I recently read an article by the Huntsville Business Journal about adaptive leadership, and I immediately sent it to everyone on the HPC team. I thought, “This is what we’re always talking about!! The HBJ gets it!!” We truly believe that leadership behaviors rooted in CODE have significantly higher impact, and we’re seeing this play out in a big way with one of our clients.
Four years ago, a client asked us to explore gender equality in their organization. This included analysis of leadership demographics, a comprehensive survey to all employees, and focus group discussions. During the study, some challenges beyond the scope of gender equality emerged. As a result, we implemented a pilot Encounter Group program. Encounter groups are defined as “a group of people who meet with a trained leader to increase self-awareness and social sensitivity, and to change behavior through interpersonal confrontation, self-disclosure, and strong emotional expression.” In other words, we gather in small groups and share perspectives, life-changing events, backgrounds, and factors that affect decisions across the workforce. The end goal is to bring about mutual understanding and respect in order to address issues of polarization and awareness.
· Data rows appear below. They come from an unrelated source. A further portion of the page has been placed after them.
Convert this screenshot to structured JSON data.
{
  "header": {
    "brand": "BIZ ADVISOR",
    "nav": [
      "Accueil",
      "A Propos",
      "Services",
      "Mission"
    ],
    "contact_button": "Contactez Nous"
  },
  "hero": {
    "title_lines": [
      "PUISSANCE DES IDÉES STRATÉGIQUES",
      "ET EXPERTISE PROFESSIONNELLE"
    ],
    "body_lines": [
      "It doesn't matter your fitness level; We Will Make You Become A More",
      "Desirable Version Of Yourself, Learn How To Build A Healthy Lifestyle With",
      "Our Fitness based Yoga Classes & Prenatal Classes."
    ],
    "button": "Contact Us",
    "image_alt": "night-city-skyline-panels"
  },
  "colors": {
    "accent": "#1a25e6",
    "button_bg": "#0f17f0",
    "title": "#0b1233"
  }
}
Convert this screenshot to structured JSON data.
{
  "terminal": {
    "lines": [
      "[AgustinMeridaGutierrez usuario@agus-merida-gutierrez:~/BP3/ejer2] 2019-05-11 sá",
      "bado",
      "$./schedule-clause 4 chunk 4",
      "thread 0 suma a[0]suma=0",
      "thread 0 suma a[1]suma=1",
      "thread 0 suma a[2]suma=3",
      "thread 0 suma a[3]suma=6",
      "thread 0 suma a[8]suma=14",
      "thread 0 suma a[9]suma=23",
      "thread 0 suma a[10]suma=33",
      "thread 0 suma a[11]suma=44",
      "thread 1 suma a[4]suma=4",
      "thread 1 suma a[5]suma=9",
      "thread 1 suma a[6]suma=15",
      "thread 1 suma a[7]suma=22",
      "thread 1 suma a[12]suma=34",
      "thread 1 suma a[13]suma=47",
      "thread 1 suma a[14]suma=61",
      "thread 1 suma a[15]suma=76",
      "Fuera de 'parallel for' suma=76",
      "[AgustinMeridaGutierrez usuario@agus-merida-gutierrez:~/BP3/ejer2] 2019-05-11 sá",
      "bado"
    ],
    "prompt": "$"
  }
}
Our Encounter Group curriculum addresses the CODE model of adaptive leadership through storytelling and conversation.
Our very first exercise with Encounter Groups is Share Story, where the facilitator creates a safe environment for participants to share real stories about their lives and listen respectfully to others, aligning with the EQ element of the CODE model.
Through a series of implicit bias exercises, including examining bias in workplace practices, we discuss organizational integrity in the context of DWYSYWD: do what you say you will do. If you’re going to have policies and procedures that are meant to establish fairness, it’s just as important that everyone is equally held accountable to them. In other words, if you’re going to preach fairness, you have to practice it, too.
We also read stories of others. Business leaders, athletes, veterans, immigrants; we read stories of people that are different from our stories. This exercise stretches and develops our understanding of a diverse, equitable, and inclusive workplace culture.
The capstone session of our Encounter Groups includes a critique of stories we consume day-to-day, whether from news outlets, social media, or managers in our own organization. We talk about getting out of your filter bubble – intentionally seeking stories and information that represent people who are different from you and your “feed”. We talk about silos in workplaces, in-groups and out-groups, and how important it is to examine who or what is shaping your perspective. Is your opinion of your workplace shaped by a person or group of people you work with? You might think your workplace is fair and inclusive, but are you missing a key perspective that’s different?
Now, four years later, the Encounter Groups are ongoing, and the organization has strengthened its support for an employee-led DEI Council. Through storytelling and adaptive leadership principles, people are becoming the focus once again.